Asia Pacific  

Hong Kong: a market divided

Hong Kong: a market divided
 AP/Vincent Yu

The year 2020 will no doubt be remembered as the year the coronavirus pandemic brought the global economy to a standstill.

The uncertainty surrounding the long-term implications of the health crisis has made some investors worried, resulting in volatile trading conditions. 

Naturally, Covid-19 will continue to influence investment decisions and portfolio management for many months yet.

Key Points

  • Hong Kong’s alignment with China could have an impact on the UK investment scene
  • Some Hong Kong residents are looking to invest abroad
  • Hong Kong will remain a financial centre

However, it is important not to let the pandemic overshadow unfolding geopolitical events that are radically transforming the way investors structure their wealth portfolios. The 2020 US presidential election and ongoing trade war between the US and China are two particular trends that come to mind.

But there is another event that could have a notable impact on the UK’s investment landscape in the coming months: Hong Kong’s progressive alignment with China and the civil unrest this has caused.

Simmering tensions brought to the boil

Ever since Britain handed over Hong Kong to China in 1997, a rift has formed between those in favour of democratic reform and autonomous governance, and those who support Hong Kong’s alignment with Beijing.

This simmering tension usually boils over into mass public demonstrations, which are eventually quelled.

The current situation in Hong Kong is different from past periods of civil unrest.

Protests first started in reaction to proposed amendments to a now-abandoned extradition bill touted by the Legislative Council of Hong Kong in March 2019, and then snowballed into a wider movement.

Since the introduction of a new security law, protests against the Legislative Council have come to a sudden halt.

What some have criticised as draconian measures put in place in July 2020 have been viewed as Hong Kong’s symbolic submission to China. However, there are now concerns that protestors will find new ways of making their voices heard.

A gateway under threat?

Hong Kong has been traditionally referred to as a ‘gateway to Asia’. This means the jurisdiction boasts close ties to established and emerging markets in the region.

It also has in place a legal framework that is accommodating to international businesses and non-resident investors. As a result, there are more than 1,500 international companies that have their regional headquarters in Hong Kong.
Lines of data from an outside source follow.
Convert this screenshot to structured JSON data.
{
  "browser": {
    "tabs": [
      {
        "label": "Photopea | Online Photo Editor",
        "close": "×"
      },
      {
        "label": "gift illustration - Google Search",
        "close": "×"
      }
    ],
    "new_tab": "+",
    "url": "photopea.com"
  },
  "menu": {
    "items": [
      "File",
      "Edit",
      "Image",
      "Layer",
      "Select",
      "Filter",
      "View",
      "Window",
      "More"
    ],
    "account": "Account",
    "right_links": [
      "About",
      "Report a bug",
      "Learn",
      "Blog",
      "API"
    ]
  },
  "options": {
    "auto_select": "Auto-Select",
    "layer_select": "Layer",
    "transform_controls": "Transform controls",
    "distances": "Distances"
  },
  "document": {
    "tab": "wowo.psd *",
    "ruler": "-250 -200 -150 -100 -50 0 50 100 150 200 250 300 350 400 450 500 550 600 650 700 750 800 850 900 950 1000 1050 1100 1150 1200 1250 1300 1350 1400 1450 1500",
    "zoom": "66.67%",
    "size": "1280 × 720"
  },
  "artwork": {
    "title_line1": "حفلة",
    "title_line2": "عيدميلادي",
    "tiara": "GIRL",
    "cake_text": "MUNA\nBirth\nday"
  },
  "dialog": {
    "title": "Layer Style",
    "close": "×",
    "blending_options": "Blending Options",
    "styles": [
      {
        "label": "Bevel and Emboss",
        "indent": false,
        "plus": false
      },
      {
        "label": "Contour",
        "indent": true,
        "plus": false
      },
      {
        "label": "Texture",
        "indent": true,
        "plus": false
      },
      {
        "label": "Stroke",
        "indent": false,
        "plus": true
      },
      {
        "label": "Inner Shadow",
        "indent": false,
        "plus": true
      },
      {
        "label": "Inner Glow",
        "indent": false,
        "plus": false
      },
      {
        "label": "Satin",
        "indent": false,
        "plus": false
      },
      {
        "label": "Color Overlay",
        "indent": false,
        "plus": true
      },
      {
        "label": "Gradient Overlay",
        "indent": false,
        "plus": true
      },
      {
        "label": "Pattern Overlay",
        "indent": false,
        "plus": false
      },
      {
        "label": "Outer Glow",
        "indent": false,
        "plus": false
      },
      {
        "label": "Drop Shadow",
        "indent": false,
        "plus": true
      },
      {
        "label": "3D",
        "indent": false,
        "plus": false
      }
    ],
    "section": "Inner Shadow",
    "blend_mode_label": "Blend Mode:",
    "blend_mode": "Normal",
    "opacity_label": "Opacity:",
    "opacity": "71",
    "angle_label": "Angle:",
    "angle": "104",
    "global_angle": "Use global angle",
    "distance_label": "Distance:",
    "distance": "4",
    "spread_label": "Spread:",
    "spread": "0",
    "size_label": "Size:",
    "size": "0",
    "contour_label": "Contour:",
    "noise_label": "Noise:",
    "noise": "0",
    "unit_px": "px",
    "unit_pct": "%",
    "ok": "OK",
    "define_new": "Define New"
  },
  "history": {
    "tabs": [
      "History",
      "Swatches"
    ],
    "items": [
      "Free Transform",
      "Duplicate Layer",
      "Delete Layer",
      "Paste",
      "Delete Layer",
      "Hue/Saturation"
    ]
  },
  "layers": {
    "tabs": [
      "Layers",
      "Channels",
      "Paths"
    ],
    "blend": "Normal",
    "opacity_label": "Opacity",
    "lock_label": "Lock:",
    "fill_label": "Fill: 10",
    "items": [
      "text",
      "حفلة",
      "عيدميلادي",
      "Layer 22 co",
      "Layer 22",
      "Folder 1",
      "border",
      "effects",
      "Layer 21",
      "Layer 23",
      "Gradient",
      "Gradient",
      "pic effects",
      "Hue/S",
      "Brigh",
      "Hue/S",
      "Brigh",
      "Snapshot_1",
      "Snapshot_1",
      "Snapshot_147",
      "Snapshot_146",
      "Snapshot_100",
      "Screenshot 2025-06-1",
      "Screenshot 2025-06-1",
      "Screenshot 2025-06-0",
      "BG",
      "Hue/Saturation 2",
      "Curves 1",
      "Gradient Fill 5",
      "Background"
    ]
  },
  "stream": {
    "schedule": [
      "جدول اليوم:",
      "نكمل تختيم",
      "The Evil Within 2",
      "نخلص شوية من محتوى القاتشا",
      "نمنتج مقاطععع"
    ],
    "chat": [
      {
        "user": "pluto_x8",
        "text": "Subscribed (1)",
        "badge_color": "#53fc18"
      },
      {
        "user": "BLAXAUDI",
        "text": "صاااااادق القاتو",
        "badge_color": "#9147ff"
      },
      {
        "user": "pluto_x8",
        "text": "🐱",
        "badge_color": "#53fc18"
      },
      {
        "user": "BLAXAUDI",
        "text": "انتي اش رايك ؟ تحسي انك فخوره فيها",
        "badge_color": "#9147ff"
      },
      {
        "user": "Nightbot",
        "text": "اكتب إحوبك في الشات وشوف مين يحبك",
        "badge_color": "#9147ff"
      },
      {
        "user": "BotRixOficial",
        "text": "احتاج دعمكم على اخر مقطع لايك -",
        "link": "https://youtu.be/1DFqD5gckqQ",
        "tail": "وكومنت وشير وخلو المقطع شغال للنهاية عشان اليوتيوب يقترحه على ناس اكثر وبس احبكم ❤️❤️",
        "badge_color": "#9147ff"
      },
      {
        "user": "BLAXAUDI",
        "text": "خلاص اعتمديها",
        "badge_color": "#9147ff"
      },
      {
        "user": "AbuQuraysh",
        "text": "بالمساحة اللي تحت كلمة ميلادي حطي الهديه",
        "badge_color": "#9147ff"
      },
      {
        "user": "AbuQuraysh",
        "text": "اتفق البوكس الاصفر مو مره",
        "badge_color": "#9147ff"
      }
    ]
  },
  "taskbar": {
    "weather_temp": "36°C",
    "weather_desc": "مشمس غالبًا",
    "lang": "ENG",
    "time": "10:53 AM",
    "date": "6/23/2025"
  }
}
The big concern is whether mounting instability will undermine the long-term viability of Hong Kong as a base within the Far East, which has been having a notable economic impact on the city state for over a year. In Q2 2019, Hong Kong officially slipped into a recession; foreign direct investment fell by 47 per cent in 2019 to HK$55bn (£5.6bn).

If we look back to the handover in 1997, there was a noticeable flight of international and domestic capital to other markets during the transition period.

There is no exact figure on this, but an analysis using the hot money method estimates Hong Kong’s capital flight totalled $29.2bn between 1998 and 1999.